But not just the Orthodox are unhappy about the latest newcomers to the area: the various trendy, upscale shops, restaurants and coffeehouses (Modernica, Lumpy Gravy, Red, Insomnia, etc.) that attract a Melrose-y kind of crowd. &’009;

Other residents complain that these establish-ments create noise and traffic and that the Spanish Kitchen will simply compound the problem. And for the Orthodox, there is an additional issue: a culture clash that was evident as a reporter recently stood in front of the Spanish Kitchen. Passersby included young hipsters dressed in black –and a very different kind of young person dressed in black: yeshiva bochers wearing their traditional long coats and fedoras.

Chaya Shamie, who teaches at the Bais Yaakov School for Girls and has lived on Fuller for 13 years, illustrates the Orthodox perspective with an example. She cites the fashion show, with blaring music and scantily-clad models, that once took place at one of the trendy establishments and kept her family up late. Her children peered at the spectacle through the upstairs windows. “We in the Orthodox community try to shelter our children,” she explains, “but when you tell them not to look, of course they’re curious.”
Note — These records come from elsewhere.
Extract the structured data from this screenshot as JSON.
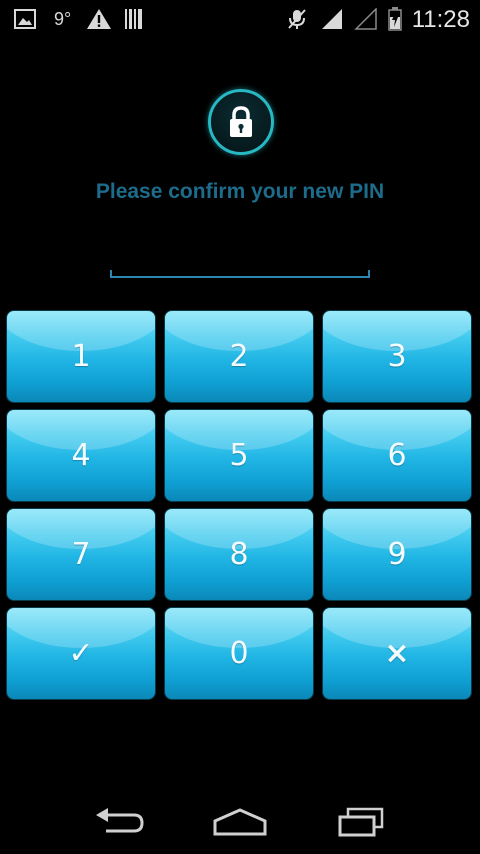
{
  "status_bar": {
    "temperature": "9°",
    "time": "11:28",
    "icons": [
      "gallery-icon",
      "weather-icon",
      "warning-icon",
      "barcode-icon",
      "mute-icon",
      "signal-icon",
      "signal-empty-icon",
      "battery-icon"
    ]
  },
  "screen": {
    "title": "Please confirm your new PIN",
    "pin_value": ""
  },
  "keypad": {
    "keys": [
      {
        "label": "1",
        "name": "key-1"
      },
      {
        "label": "2",
        "name": "key-2"
      },
      {
        "label": "3",
        "name": "key-3"
      },
      {
        "label": "4",
        "name": "key-4"
      },
      {
        "label": "5",
        "name": "key-5"
      },
      {
        "label": "6",
        "name": "key-6"
      },
      {
        "label": "7",
        "name": "key-7"
      },
      {
        "label": "8",
        "name": "key-8"
      },
      {
        "label": "9",
        "name": "key-9"
      },
      {
        "label": "✓",
        "name": "confirm-key"
      },
      {
        "label": "0",
        "name": "key-0"
      },
      {
        "label": "×",
        "name": "clear-key"
      }
    ]
  },
  "colors": {
    "accent": "#27b8c4",
    "title": "#1d6c8b",
    "key_top": "#7fe3f8",
    "key_bottom": "#0b88b8"
  }
}
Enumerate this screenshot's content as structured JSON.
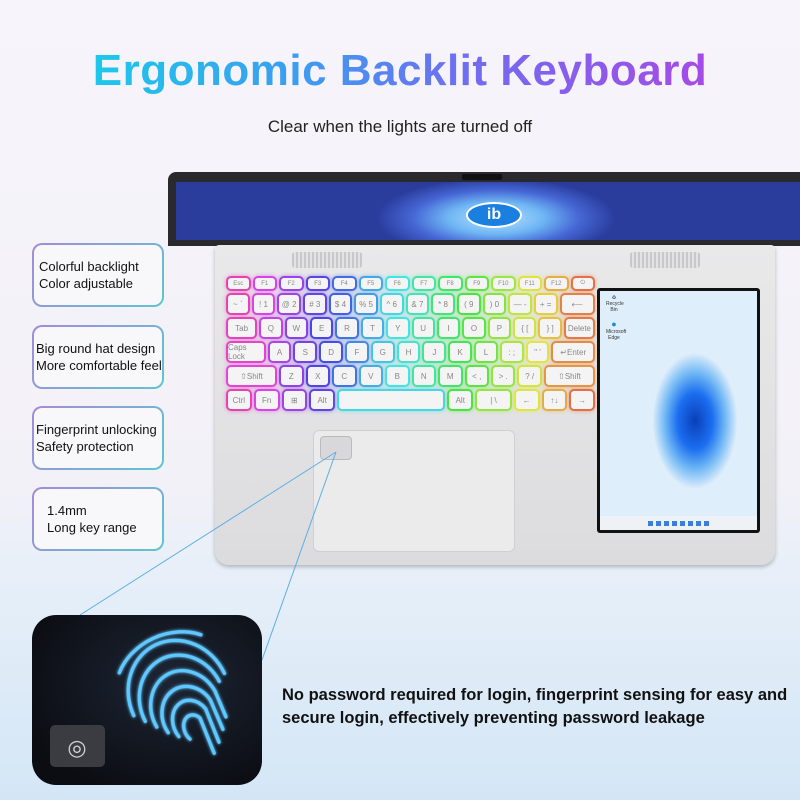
{
  "header": {
    "title": "Ergonomic Backlit Keyboard",
    "subtitle": "Clear when the lights are turned off"
  },
  "features": [
    {
      "line1": "Colorful backlight",
      "line2": "Color adjustable"
    },
    {
      "line1": "Big round hat design",
      "line2": "More comfortable feel"
    },
    {
      "line1": "Fingerprint unlocking",
      "line2": "Safety protection"
    },
    {
      "line1": "1.4mm",
      "line2": "Long key range"
    }
  ],
  "laptop": {
    "keyboard_rows": [
      [
        "Esc",
        "F1",
        "F2",
        "F3",
        "F4",
        "F5",
        "F6",
        "F7",
        "F8",
        "F9",
        "F10",
        "F11",
        "F12",
        "⏻"
      ],
      [
        "~ `",
        "! 1",
        "@ 2",
        "# 3",
        "$ 4",
        "% 5",
        "^ 6",
        "& 7",
        "* 8",
        "( 9",
        ") 0",
        "— -",
        "+ =",
        "⟵"
      ],
      [
        "Tab",
        "Q",
        "W",
        "E",
        "R",
        "T",
        "Y",
        "U",
        "I",
        "O",
        "P",
        "{ [",
        "} ]",
        "Delete"
      ],
      [
        "Caps Lock",
        "A",
        "S",
        "D",
        "F",
        "G",
        "H",
        "J",
        "K",
        "L",
        ": ;",
        "\" '",
        "↵Enter"
      ],
      [
        "⇧Shift",
        "Z",
        "X",
        "C",
        "V",
        "B",
        "N",
        "M",
        "< ,",
        "> .",
        "? /",
        "⇧Shift"
      ],
      [
        "Ctrl",
        "Fn",
        "⊞",
        "Alt",
        "",
        "Alt",
        "| \\",
        "←",
        "↑↓",
        "→"
      ]
    ],
    "screen_logo": "ib",
    "desktop_icons": [
      "Recycle Bin",
      "Microsoft Edge"
    ],
    "backlight_colors": [
      "#e8609a",
      "#4a4ad8",
      "#4ac8e8",
      "#5ad85a",
      "#e8d84a",
      "#e8643a"
    ]
  },
  "fingerprint_description": "No password required for login, fingerprint sensing for easy and secure login, effectively preventing password leakage"
}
However, Yavneh’s Rabbi Avrohom Fireman and Rabbi Yoel Bursztyn of Bais Yaakov, which will move into Yavneh’s building, when Yavneh relocates, in about a year, say the issue is not one of the Orthodox vs. the Spanish Kitchen. They say they are simply concerned about the safety of their students should a restaurant serve liquor next door.

Beverly Wolfe is Jewish. Her husband, Robert, is not, and neither want another restaurant to open near their trim, pink house on Fuller.

Their resentment began several years ago, when Beverly’s late father, Paul Pink (of Pink’s Hot Dog Stand), consistently could not find a parking spot because of all the restaurant patrons. Paul was elderly and had trouble walking, so Beverly led the fight to obtain permit parking on the street. “But I can’t stand that I have to pay to park my car in front of my own house,” says Robert, who is also routinely disturbed by the loud voices of patrons who have been drinking at the local eateries. &’009;

Meanwhile, Prime Pacific, working with Los Angeles City Councilman Mike Feuer, has come up with 41 conditions for the proposed permit to serve alcohol. For example, the restaurant will serve only two drinks per patron before 6 p.m., on weekdays, and there will be no free-standing bar. “I can’t point to any other neighborhood in this city where the conditions are so strict,” Feuer says.

Wolfe, dissatisfied, counters: “The Spanish Kitchen may now be an eyesore, but at least it’s a quiet eyesore.”